Exam Preparation Week 5

Updated: Sep 10

Key moments – how to use them in your essays!


Hello everybody and welcome to our 5th week of English Connect blog! This week’s post will be centred around how to identify the key moments in the text and use these as the basis for your evidence in your essay response.


Key moments are a great way to remember your quotes. I found it difficult to remember a random assortment of quotes from all across a text that were organised by theme, because there wasn’t a strong link for me to remember them by.


In the exam, I found my thought process would turn to:


Idea- oh wait, what was that thing in the text when this character did/said…


To work with this mental process, I would turn to KEY SCENES! This way, I would be remembering the ideas, significance of this scene and quotes associated with this scene that I could use to back up my ideas all in one go!


How to identify key moments:


Key moments tend to be the events in the text that stick out to you and that you remember well. They are often:

  • Conversations between characters that unveil secrets/insight into themselves and others

  • Plot twists

  • Character deaths

  • Discoveries

  • Moments that link strongly to an idea (feminism, memories, class conflict etc)

  • The end of the text (where the plot is resolved – is this resolution more satisfying or bittersweet, and why?)

Pertinent quotes:


After identifying key scenes, it’s a great idea to then pick out the most pertinent quotes from these moments. Pertinent, or important quotes, are the best quotes that are actually worth memorising. I found that in my quote banks, sometimes I had 3 or 4 quotes that proved the same point. It wasn’t a good use of my time to remember all of these – pick the best one!

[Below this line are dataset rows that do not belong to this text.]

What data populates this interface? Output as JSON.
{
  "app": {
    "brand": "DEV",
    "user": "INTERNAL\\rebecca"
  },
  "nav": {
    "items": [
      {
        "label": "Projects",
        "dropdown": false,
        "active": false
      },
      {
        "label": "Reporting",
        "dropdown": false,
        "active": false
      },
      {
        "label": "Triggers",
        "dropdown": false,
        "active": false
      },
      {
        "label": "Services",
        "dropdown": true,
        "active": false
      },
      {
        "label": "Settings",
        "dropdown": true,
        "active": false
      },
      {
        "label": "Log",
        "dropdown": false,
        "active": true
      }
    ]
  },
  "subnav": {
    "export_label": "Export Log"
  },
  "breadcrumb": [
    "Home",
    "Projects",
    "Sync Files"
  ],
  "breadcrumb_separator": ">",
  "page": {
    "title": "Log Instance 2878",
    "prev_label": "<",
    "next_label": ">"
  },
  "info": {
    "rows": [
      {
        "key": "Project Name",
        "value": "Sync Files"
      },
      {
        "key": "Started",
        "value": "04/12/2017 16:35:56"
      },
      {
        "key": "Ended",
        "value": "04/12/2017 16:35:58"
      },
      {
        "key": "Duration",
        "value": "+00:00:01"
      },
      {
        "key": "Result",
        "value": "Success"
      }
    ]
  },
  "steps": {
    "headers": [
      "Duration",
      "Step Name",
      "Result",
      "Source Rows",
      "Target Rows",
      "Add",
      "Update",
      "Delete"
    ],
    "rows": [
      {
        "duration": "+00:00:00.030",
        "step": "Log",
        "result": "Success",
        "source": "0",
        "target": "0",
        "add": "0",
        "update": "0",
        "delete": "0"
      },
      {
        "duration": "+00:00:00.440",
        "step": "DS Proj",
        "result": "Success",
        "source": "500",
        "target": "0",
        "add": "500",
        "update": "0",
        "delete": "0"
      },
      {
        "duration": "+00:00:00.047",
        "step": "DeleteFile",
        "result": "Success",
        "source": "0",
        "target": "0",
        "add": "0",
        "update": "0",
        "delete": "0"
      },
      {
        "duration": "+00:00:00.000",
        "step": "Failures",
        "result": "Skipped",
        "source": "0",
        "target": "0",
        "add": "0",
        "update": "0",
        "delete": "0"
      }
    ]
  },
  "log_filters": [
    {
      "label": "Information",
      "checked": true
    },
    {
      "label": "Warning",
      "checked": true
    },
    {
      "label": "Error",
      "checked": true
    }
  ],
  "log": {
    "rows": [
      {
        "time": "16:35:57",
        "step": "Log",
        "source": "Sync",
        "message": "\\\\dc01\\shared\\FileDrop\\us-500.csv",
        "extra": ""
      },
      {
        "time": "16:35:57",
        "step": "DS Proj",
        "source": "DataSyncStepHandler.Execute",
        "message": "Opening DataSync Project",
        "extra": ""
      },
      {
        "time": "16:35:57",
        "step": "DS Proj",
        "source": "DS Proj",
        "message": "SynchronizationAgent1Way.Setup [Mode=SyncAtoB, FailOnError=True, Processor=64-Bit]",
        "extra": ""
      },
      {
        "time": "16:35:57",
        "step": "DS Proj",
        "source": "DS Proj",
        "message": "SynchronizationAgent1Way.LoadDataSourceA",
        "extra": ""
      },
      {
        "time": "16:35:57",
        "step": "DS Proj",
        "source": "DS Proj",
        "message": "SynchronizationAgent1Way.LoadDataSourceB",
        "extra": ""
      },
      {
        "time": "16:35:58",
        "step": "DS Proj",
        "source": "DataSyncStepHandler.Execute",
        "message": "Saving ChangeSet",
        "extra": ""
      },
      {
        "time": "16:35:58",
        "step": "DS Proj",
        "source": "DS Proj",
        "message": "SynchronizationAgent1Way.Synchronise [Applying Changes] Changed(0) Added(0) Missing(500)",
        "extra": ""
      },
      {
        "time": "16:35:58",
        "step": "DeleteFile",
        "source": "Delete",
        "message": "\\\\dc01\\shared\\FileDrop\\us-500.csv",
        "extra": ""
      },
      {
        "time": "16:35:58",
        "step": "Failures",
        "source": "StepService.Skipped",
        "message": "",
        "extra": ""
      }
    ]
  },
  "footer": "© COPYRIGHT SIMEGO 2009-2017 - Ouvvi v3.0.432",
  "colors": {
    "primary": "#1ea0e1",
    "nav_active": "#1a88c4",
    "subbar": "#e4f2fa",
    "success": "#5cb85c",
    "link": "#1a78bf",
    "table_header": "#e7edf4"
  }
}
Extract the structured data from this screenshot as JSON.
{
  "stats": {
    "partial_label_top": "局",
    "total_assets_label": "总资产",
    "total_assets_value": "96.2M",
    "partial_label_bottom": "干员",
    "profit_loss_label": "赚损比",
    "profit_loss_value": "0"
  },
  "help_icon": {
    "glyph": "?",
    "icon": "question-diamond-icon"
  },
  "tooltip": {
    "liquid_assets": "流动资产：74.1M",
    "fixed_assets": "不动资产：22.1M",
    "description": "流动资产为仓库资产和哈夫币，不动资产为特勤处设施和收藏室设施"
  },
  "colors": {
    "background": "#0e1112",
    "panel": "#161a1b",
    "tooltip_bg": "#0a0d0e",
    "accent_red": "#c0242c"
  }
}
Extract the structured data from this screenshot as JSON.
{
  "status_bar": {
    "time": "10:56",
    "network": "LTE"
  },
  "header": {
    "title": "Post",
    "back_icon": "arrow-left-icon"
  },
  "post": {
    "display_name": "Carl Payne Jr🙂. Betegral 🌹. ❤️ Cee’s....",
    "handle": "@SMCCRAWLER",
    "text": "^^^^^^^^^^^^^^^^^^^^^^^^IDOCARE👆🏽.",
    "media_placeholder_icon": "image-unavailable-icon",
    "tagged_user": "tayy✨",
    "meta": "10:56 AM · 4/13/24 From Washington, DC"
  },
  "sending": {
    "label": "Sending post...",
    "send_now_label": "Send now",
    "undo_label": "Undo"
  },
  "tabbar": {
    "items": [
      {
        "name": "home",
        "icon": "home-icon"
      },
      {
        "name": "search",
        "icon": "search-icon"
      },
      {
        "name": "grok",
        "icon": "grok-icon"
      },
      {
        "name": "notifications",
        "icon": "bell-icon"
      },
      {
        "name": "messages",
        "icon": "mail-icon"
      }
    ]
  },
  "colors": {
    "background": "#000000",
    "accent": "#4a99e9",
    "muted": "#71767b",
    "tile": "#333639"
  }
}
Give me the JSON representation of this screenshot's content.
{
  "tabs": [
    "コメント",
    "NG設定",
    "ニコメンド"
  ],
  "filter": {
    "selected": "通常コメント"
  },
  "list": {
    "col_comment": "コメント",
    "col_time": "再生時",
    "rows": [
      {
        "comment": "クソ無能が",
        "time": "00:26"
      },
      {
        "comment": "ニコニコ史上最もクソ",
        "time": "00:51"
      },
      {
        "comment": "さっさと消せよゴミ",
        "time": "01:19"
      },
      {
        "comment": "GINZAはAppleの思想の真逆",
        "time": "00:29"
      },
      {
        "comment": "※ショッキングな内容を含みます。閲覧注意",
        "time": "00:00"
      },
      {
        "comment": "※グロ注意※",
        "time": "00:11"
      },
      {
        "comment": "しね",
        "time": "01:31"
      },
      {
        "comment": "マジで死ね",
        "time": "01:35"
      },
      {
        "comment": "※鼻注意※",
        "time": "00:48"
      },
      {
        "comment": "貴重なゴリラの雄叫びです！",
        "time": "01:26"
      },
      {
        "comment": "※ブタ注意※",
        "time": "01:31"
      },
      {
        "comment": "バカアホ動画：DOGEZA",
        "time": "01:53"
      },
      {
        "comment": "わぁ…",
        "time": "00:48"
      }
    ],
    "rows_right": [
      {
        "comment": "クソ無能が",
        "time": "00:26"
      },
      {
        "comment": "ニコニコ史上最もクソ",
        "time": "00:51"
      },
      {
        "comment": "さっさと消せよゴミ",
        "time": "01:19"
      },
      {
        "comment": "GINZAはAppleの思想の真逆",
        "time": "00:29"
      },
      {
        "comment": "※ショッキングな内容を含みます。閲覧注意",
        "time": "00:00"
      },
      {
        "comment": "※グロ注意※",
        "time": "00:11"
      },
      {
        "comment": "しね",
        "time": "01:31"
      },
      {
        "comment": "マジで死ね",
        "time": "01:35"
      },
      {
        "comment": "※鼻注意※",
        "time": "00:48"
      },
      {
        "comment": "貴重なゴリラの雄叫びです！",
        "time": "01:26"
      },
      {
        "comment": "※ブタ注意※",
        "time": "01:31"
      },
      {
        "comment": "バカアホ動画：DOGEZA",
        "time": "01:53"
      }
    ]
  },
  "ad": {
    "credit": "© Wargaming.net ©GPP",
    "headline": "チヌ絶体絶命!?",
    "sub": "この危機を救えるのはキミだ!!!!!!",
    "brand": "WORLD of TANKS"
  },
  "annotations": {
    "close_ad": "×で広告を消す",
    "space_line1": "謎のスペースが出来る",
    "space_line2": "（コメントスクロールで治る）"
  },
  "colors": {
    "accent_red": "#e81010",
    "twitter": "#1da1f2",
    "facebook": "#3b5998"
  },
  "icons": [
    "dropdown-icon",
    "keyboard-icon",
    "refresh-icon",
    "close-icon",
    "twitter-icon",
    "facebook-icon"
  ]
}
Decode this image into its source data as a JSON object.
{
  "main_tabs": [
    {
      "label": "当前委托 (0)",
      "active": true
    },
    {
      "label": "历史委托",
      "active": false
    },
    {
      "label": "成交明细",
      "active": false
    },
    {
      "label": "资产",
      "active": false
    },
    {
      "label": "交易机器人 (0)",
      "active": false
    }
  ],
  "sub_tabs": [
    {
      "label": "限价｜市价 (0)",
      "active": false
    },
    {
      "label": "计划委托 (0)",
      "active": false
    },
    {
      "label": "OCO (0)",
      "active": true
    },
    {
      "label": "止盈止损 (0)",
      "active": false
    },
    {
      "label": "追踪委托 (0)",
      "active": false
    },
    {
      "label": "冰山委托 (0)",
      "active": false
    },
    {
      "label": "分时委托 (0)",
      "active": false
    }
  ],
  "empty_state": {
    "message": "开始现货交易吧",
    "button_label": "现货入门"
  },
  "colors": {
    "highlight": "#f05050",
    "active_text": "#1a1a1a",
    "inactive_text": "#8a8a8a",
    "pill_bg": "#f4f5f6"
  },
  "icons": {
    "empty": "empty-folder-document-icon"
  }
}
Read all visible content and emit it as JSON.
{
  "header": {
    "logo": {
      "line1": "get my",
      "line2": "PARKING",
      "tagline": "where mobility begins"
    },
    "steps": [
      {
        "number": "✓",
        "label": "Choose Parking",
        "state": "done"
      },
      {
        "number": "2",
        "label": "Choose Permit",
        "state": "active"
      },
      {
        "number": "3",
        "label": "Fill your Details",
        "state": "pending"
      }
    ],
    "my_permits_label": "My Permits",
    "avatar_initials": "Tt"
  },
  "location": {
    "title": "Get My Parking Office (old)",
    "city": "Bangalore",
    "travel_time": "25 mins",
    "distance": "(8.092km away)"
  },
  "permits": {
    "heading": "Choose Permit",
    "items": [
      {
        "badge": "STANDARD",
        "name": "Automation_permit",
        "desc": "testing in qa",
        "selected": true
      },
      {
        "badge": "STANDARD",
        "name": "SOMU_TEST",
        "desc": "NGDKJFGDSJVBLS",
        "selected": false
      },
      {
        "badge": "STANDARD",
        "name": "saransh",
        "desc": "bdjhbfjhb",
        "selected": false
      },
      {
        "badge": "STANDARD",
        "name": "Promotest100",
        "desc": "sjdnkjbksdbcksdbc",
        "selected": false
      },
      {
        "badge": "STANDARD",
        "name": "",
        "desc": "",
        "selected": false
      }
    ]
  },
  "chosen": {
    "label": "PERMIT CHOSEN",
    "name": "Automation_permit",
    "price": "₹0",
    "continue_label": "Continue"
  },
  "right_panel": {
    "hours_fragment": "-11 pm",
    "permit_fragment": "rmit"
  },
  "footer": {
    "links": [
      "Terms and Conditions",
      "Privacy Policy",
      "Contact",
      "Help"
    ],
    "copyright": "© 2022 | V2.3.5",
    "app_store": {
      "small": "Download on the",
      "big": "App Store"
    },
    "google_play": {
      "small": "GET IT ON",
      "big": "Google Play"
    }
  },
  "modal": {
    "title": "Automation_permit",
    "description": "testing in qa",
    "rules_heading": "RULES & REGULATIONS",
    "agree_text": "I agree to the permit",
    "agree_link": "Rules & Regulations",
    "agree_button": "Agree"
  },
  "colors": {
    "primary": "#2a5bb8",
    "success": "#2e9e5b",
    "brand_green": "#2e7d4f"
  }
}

Armed with my pertinent quotes and key moments, I would then turn to writing scene paragraphs!


Scene paragraphs:


Writing paragraphs based on scene, rather than theme, allowed me to go deep into the analysis of character decisions and motivations, and subsequently form a strong interpretation of these – which is what the examiners are after!


I would set up my notes like so:

Coming back to key themes (ie love, belonging, loss) is still absolutely important, I would just use them to categorise my key scenes.


The beauty of these key moment paragraphs is that they also allow you to practice writing out and embedding as many quotes as possible – and practicing your writing is key! So, if you have a spare half an hour – have a go at writing out a key scene paragraph with your text in front of you to practice writing!


Here is a sample of how I used this table in my own notes:

Text: The Golden Age


Have a question?


In the final weeks before exams Mirella will be hosting 2 Live Q&A sessions to help everyone get fully prepared for exams. If you have a question on how to best get prepared, have been stuck on an exam question or want to clarify an area of content send it through here, and Mirella might answer it live!

120 views0 comments

Recent Posts

See All